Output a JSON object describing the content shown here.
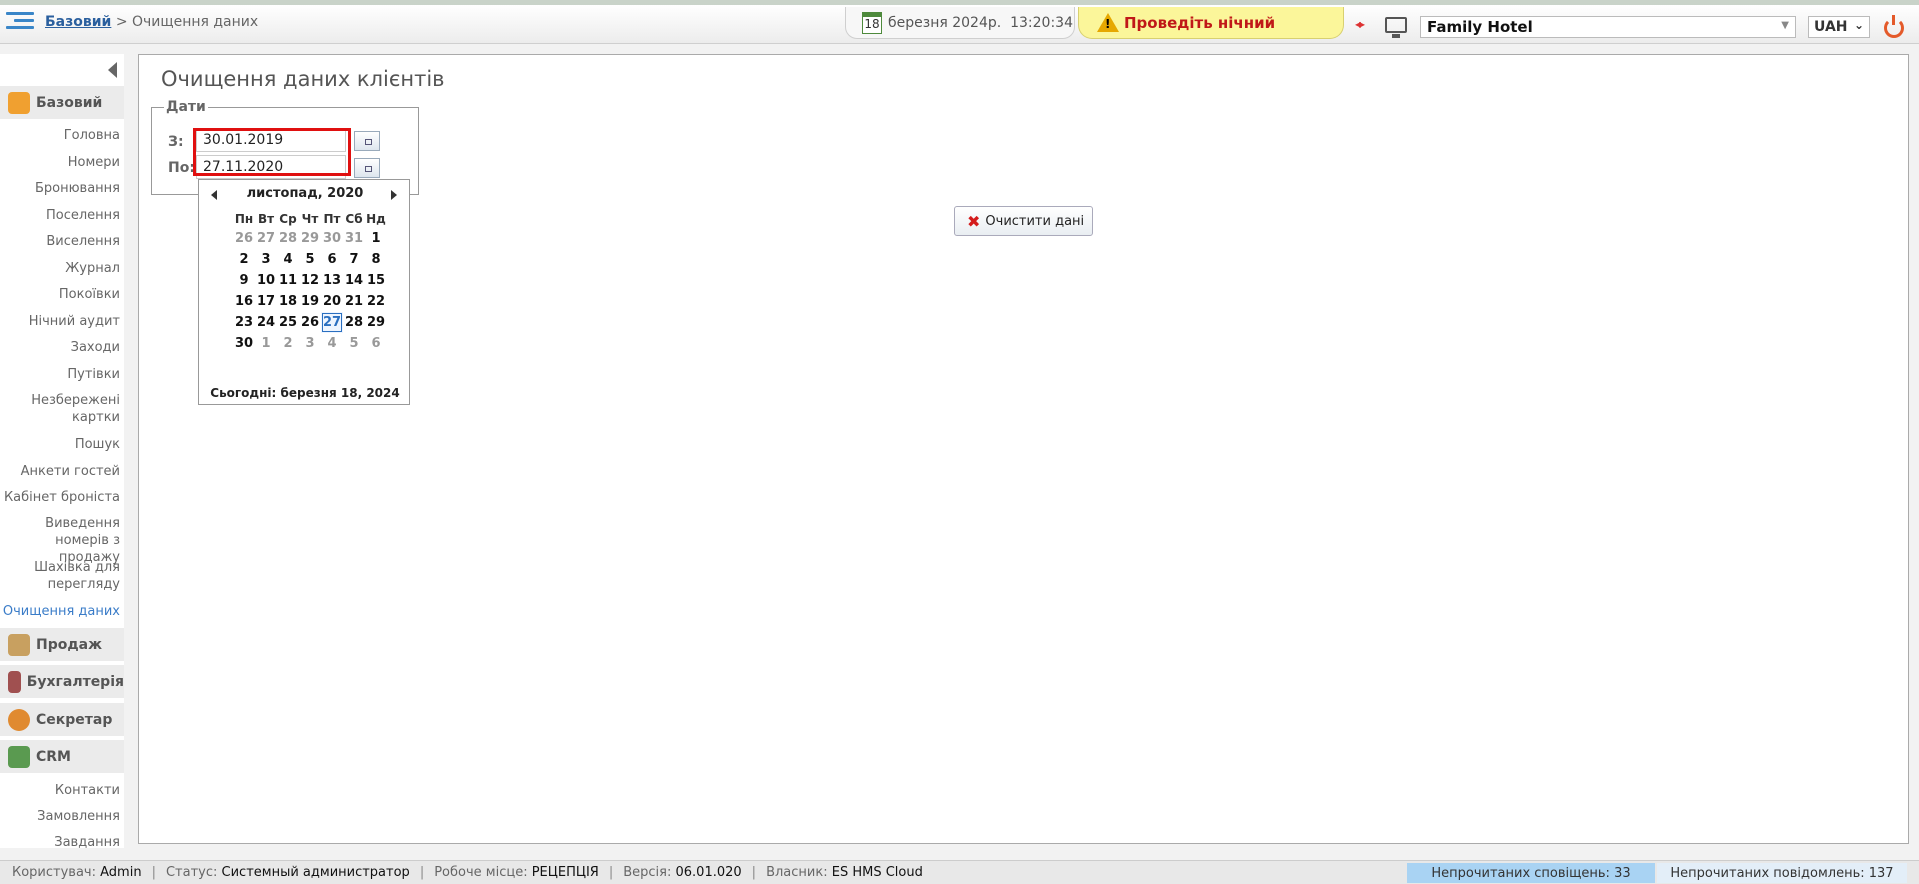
{
  "header": {
    "breadcrumb_root": "Базовий",
    "breadcrumb_sep": ">",
    "breadcrumb_current": "Очищення даних",
    "calendar_day": "18",
    "date_text": "березня 2024р.",
    "time_text": "13:20:34",
    "alert_text": "Проведіть нічний",
    "hotel": "Family Hotel",
    "currency": "UAH",
    "icons": [
      "menu-icon",
      "calendar-icon",
      "warning-icon",
      "arrows-icon",
      "monitor-icon",
      "power-icon"
    ]
  },
  "sidebar": {
    "sections": [
      {
        "label": "Базовий",
        "icon": "home-icon",
        "color": "#f0a030"
      },
      {
        "label": "Продаж",
        "icon": "sales-icon",
        "color": "#c8a060"
      },
      {
        "label": "Бухгалтерія",
        "icon": "accounting-icon",
        "color": "#a05050"
      },
      {
        "label": "Секретар",
        "icon": "secretary-icon",
        "color": "#e08a30"
      },
      {
        "label": "CRM",
        "icon": "crm-icon",
        "color": "#5a9a50"
      }
    ],
    "items": [
      "Головна",
      "Номери",
      "Бронювання",
      "Поселення",
      "Виселення",
      "Журнал",
      "Покоївки",
      "Нічний аудит",
      "Заходи",
      "Путівки",
      "Незбережені картки",
      "Пошук",
      "Анкети гостей",
      "Кабінет броніста",
      "Виведення номерів з продажу",
      "Шахівка для перегляду",
      "Очищення даних"
    ],
    "crm_items": [
      "Контакти",
      "Замовлення",
      "Завдання"
    ]
  },
  "main": {
    "title": "Очищення даних клієнтів",
    "legend": "Дати",
    "from_label": "З:",
    "from_value": "30.01.2019",
    "to_label": "По:",
    "to_value": "27.11.2020",
    "clear_button": "Очистити дані"
  },
  "calendar": {
    "month_title": "листопад, 2020",
    "weekdays": [
      "Пн",
      "Вт",
      "Ср",
      "Чт",
      "Пт",
      "Сб",
      "Нд"
    ],
    "weeks": [
      [
        "26",
        "27",
        "28",
        "29",
        "30",
        "31",
        "1"
      ],
      [
        "2",
        "3",
        "4",
        "5",
        "6",
        "7",
        "8"
      ],
      [
        "9",
        "10",
        "11",
        "12",
        "13",
        "14",
        "15"
      ],
      [
        "16",
        "17",
        "18",
        "19",
        "20",
        "21",
        "22"
      ],
      [
        "23",
        "24",
        "25",
        "26",
        "27",
        "28",
        "29"
      ],
      [
        "30",
        "1",
        "2",
        "3",
        "4",
        "5",
        "6"
      ]
    ],
    "selected": "27",
    "today_text": "Сьогодні: березня 18, 2024"
  },
  "status": {
    "user_label": "Користувач:",
    "user": "Admin",
    "status_label": "Статус:",
    "status": "Системный администратор",
    "workplace_label": "Робоче місце:",
    "workplace": "РЕЦЕПЦІЯ",
    "version_label": "Версія:",
    "version": "06.01.020",
    "owner_label": "Власник:",
    "owner": "ES HMS Cloud",
    "unread_notifications": "Непрочитаних сповіщень: 33",
    "unread_messages": "Непрочитаних повідомлень: 137"
  }
}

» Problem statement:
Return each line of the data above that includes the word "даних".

» Exercise solution:
    "breadcrumb_current": "Очищення даних",
      "Очищення даних"
    "title": "Очищення даних клієнтів",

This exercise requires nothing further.